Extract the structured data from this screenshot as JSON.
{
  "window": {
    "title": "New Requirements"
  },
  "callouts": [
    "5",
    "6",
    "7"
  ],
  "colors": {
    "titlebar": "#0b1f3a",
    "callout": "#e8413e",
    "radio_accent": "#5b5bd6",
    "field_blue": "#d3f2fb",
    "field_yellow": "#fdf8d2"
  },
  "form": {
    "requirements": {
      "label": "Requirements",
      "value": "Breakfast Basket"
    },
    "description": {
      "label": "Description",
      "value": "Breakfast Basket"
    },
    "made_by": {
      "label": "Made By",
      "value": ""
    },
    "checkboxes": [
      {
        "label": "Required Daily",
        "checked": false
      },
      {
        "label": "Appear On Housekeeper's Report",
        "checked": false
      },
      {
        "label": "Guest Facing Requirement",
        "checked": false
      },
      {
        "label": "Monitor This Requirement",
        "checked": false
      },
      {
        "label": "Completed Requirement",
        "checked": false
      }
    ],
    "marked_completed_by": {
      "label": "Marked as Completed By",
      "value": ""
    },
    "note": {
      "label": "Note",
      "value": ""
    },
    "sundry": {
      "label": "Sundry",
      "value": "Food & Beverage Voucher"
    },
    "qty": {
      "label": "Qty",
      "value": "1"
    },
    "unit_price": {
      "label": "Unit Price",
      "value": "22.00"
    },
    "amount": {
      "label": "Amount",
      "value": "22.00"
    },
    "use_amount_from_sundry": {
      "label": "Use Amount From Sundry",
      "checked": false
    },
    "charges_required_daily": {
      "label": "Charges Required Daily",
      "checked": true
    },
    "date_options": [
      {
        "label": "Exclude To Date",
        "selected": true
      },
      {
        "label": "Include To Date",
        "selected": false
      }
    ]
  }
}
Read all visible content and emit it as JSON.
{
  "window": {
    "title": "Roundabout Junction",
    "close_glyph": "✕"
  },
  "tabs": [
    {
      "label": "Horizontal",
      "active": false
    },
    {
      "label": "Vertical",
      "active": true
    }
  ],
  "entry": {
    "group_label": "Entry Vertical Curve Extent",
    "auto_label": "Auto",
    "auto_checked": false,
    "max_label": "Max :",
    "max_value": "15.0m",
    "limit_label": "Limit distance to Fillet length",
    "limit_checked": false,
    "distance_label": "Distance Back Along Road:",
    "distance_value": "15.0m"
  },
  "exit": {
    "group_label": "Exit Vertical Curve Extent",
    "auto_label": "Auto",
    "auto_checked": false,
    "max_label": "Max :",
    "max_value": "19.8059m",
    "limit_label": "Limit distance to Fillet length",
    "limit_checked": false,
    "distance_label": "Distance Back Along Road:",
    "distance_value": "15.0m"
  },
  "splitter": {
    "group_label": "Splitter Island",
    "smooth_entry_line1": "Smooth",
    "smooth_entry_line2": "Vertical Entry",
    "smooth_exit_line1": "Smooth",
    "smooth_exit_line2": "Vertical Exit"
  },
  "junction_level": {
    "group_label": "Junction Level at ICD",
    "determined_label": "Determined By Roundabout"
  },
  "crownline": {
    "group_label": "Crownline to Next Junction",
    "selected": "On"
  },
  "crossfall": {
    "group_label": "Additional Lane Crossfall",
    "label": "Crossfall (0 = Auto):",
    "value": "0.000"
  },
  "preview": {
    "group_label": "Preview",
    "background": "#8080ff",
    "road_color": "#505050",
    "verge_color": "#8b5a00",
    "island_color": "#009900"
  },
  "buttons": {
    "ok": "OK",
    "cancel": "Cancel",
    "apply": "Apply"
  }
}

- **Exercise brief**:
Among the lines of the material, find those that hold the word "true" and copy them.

- **Result of the exercise**:
      "checked": true
        "selected": true
      "active": true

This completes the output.